Perioperative Medicine  |   March 2017
Cardiac Calcium Release Channel (Ryanodine Receptor 2) Regulation by Halogenated Anesthetics
Author Notes
  • From the School of Biomedical Sciences and Pharmacy, University of Newcastle and Hunter Medical Research Institute, Newcastle, New South Wales, Australia (D.R.L., A.W.Q.) and the School of Medicine and Public Health, University of Newcastle and Hunter Medical Research Institute, Newcastle, New South Wales, Australia (J.A., C.O., A.W.Q.).
  • Corresponding article on page 373.
    Corresponding article on page 373.×
  • Submitted for publication February 1, 2016. Accepted for publication December 12, 2016.
    Submitted for publication February 1, 2016. Accepted for publication December 12, 2016.×
  • Address correspondence to Dr. Laver: School of Biomedical Sciences and Pharmacy, University of Newcastle and Hunter Medical Research Institute, Callaghan, New South Wales 2308 Australia.
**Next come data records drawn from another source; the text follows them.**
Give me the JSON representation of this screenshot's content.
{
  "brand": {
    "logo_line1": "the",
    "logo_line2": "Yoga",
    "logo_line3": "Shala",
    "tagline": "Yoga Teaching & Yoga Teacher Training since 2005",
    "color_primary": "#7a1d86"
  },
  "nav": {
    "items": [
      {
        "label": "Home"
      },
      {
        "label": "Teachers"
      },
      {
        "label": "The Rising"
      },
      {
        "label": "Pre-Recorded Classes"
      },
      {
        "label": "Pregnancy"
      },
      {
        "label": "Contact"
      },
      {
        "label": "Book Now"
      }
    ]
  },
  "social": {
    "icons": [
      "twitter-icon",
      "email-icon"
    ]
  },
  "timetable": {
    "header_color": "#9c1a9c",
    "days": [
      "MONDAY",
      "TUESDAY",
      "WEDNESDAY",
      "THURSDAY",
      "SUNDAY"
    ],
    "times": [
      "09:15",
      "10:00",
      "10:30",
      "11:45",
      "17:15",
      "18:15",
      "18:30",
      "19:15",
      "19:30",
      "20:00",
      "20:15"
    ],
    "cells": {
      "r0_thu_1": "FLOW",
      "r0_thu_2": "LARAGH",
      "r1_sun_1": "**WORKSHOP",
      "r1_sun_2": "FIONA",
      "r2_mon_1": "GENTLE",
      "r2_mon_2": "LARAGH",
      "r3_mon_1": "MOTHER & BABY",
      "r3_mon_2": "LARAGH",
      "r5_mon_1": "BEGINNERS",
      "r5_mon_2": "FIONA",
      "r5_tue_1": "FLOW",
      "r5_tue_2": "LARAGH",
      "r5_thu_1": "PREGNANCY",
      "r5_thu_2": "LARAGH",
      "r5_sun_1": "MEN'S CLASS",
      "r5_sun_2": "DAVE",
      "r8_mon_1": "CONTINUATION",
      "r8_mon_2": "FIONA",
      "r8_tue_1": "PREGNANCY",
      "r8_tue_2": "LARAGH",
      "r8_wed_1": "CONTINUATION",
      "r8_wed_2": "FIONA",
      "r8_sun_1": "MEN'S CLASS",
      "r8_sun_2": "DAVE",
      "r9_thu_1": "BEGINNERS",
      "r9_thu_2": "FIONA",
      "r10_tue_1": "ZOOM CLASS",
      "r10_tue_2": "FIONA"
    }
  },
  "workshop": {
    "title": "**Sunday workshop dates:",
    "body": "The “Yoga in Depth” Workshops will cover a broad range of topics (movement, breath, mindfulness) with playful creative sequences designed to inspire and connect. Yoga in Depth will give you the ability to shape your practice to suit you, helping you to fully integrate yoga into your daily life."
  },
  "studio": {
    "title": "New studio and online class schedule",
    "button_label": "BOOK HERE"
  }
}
Derek.Laver@newcastle.edu.au. Information on purchasing reprints may be found at www.anesthesiology.org or on the masthead page at the beginning of this issue. Anesthesiology’s articles are made freely accessible to all readers, for personal use only, 6 months from the cover date of the issue.
Article Information
Perioperative Medicine / Basic Science
Perioperative Medicine   |   March 2017
Cardiac Calcium Release Channel (Ryanodine Receptor 2) Regulation by Halogenated Anesthetics
Anesthesiology 3 2017, Vol.126, 495-506. doi:10.1097/ALN.0000000000001519
Anesthesiology 3 2017, Vol.126, 495-506. doi:10.1097/ALN.0000000000001519
Abstract

Background: Halogenated anesthetics activate cardiac ryanodine receptor 2–mediated sarcoplasmic reticulum Ca2+ release, leading to sarcoplasmic reticulum Ca2+ depletion, reduced cardiac function, and providing cell protection against ischemia-reperfusion injury. Anesthetic activation of ryanodine receptor 2 is poorly defined, leaving aspects of the protective mechanism uncertain.

Methods: Ryanodine receptor 2 from the sheep heart was incorporated into artificial lipid bilayers, and their gating properties were measured in response to five halogenated anesthetics.

Results: Each anesthetic rapidly and reversibly activated ryanodine receptor 2, but only from the cytoplasmic side. Relative activation levels were as follows: halothane (approximately 4-fold; n = 8), desflurane and enflurane (approximately 3-fold,n = 9), and isoflurane and sevoflurane (approximately 1.5-fold, n = 7, 10). Half-activating concentrations (Ka) were in the range 1.3 to 2.1 mM (1.4 to 2.6 minimum alveolar concentration [MAC]) with the exception of isoflurane (5.3 mM, 6.6 minimum alveolar concentration). Dantrolene (10 μM with 100 nM calmodulin) inhibited ryanodine receptor 2 by 40% but did not alter the Ka for halothane activation. Halothane potentiated luminal and cytoplasmic Ca2+ activation of ryanodine receptor 2 but had no effect on Mg2+ inhibition. Halothane activated ryanodine receptor 2 in the absence and presence (2 mM) of adenosine triphosphate (ATP). Adenosine, a competitive antagonist to ATP activation of ryanodine receptor 2, did not antagonize halothane activation in the absence of ATP.

Conclusions: At clinical concentrations (1 MAC), halothane desflurane and enflurane activated ryanodine receptor 2, whereas isoflurane and sevoflurane were ineffective. Dantrolene inhibition of ryanodine receptor 2 substantially negated the activating effects of anesthetics. Halothane acted independently of the adenine nucleotide–binding site on ryanodine receptor 2. The previously observed adenosine antagonism of halothane activation of sarcoplasmic reticulum Ca2+ release was due to competition between adenosine and ATP, rather than between halothane and ATP.